Start of DATASET

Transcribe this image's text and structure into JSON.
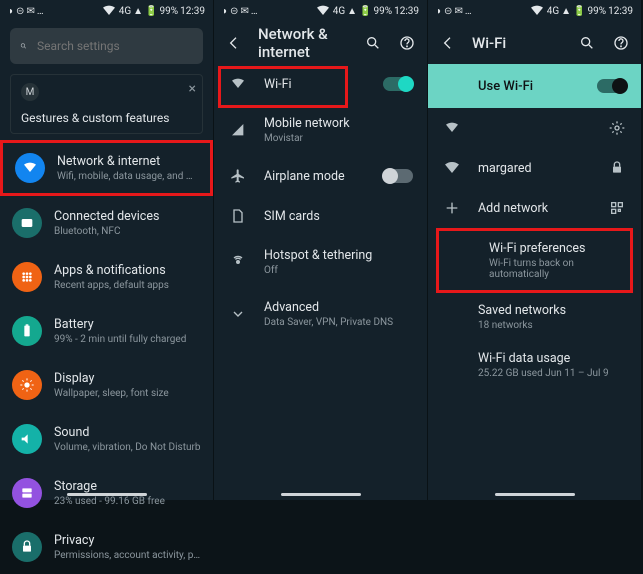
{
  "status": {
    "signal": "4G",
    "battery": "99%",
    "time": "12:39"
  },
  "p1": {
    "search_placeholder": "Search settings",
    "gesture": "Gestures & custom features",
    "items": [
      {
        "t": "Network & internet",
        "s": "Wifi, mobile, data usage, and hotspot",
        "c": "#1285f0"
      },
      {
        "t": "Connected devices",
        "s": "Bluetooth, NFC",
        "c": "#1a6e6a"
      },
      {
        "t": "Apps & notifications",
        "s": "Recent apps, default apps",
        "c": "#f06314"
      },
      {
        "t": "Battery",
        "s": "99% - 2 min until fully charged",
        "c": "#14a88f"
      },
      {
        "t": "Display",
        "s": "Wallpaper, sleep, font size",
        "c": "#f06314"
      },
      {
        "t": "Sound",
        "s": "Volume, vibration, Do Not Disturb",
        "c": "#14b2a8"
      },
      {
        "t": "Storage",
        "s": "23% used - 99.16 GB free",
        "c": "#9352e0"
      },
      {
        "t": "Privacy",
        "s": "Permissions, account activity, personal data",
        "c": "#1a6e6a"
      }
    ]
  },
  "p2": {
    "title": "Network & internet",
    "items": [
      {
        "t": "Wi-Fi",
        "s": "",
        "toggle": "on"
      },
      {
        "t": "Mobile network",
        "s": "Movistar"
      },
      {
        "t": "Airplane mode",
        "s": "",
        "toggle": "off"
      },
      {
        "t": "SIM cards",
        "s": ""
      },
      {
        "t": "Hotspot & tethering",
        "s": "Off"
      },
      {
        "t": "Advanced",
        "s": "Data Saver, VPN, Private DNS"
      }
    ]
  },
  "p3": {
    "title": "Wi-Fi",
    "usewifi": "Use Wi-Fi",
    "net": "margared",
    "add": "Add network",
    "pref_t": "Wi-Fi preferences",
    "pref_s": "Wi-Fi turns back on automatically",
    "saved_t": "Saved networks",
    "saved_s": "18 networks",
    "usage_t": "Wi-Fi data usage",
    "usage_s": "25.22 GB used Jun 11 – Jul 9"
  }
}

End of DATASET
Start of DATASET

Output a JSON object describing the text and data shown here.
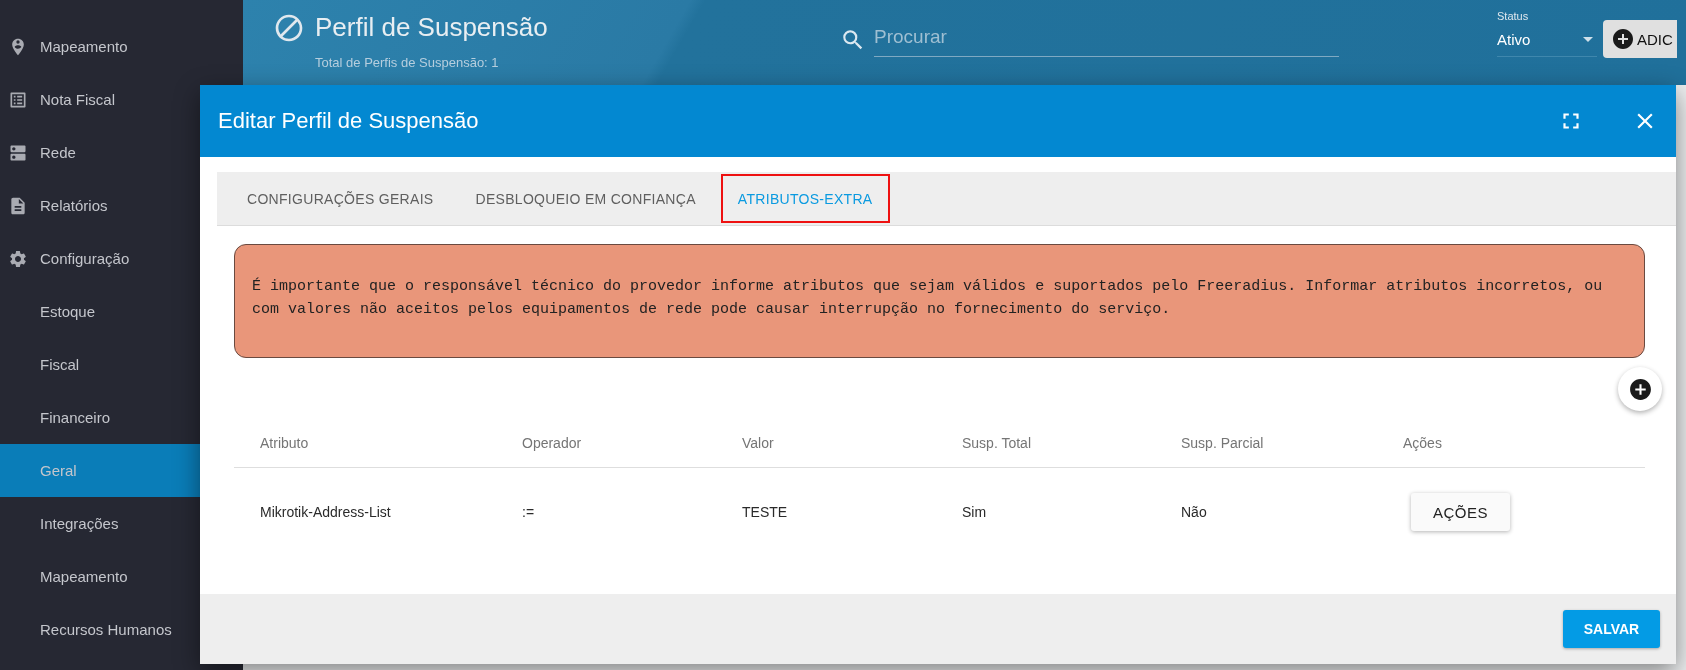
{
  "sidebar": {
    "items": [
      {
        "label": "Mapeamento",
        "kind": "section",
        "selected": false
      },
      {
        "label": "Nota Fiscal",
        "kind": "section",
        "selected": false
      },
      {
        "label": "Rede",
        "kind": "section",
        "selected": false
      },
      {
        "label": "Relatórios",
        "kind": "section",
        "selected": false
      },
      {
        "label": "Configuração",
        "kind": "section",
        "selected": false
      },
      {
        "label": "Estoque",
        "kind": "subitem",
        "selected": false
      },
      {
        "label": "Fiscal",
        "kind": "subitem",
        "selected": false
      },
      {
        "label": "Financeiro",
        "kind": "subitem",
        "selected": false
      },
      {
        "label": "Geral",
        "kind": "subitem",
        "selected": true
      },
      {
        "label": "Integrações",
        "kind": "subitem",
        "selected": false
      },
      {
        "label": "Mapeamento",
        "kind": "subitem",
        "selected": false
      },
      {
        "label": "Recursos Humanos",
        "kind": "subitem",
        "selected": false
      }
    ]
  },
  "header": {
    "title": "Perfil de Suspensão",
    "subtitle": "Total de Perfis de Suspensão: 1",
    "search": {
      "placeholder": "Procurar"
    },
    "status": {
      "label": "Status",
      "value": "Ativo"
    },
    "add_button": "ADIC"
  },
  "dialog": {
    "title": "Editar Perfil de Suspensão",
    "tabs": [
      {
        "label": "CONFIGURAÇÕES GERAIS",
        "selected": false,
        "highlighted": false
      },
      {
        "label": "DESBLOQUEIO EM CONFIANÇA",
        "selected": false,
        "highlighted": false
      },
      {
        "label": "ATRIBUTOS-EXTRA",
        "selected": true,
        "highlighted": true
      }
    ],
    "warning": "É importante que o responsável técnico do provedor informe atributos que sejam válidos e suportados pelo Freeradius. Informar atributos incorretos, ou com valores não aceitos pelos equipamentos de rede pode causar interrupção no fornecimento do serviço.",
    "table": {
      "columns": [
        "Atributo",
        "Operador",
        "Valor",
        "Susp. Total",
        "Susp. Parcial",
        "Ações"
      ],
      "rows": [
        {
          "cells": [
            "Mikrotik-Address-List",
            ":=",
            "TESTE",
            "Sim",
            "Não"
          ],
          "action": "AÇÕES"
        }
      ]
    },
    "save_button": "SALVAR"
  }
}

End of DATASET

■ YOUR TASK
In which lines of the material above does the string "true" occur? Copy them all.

■ TASK OUTPUT
        "selected": true
        "selected": true,
        "highlighted": true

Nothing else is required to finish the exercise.